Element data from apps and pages
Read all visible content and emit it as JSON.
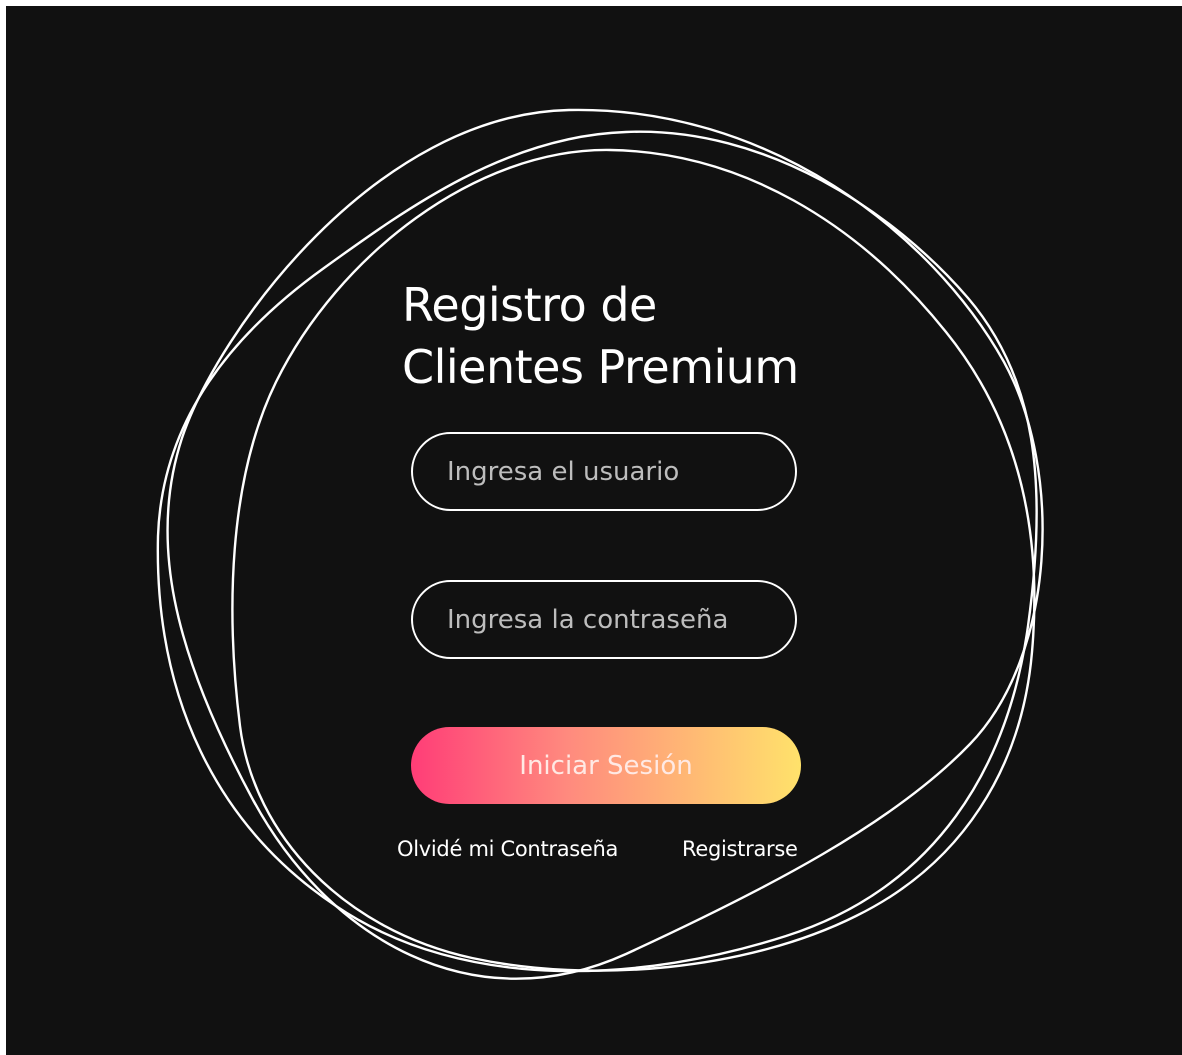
{
  "login": {
    "title_line1": "Registro de",
    "title_line2": "Clientes Premium",
    "username_placeholder": "Ingresa el usuario",
    "password_placeholder": "Ingresa la contraseña",
    "submit_label": "Iniciar Sesión",
    "forgot_label": "Olvidé mi Contraseña",
    "register_label": "Registrarse"
  },
  "colors": {
    "background": "#111111",
    "outline": "#ffffff",
    "button_gradient_start": "#ff3d77",
    "button_gradient_end": "#ffe26b"
  }
}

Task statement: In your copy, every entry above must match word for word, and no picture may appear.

Exercise result:
Read all visible content and emit it as JSON.
{
  "login": {
    "title_line1": "Registro de",
    "title_line2": "Clientes Premium",
    "username_placeholder": "Ingresa el usuario",
    "password_placeholder": "Ingresa la contraseña",
    "submit_label": "Iniciar Sesión",
    "forgot_label": "Olvidé mi Contraseña",
    "register_label": "Registrarse"
  },
  "colors": {
    "background": "#111111",
    "outline": "#ffffff",
    "button_gradient_start": "#ff3d77",
    "button_gradient_end": "#ffe26b"
  }
}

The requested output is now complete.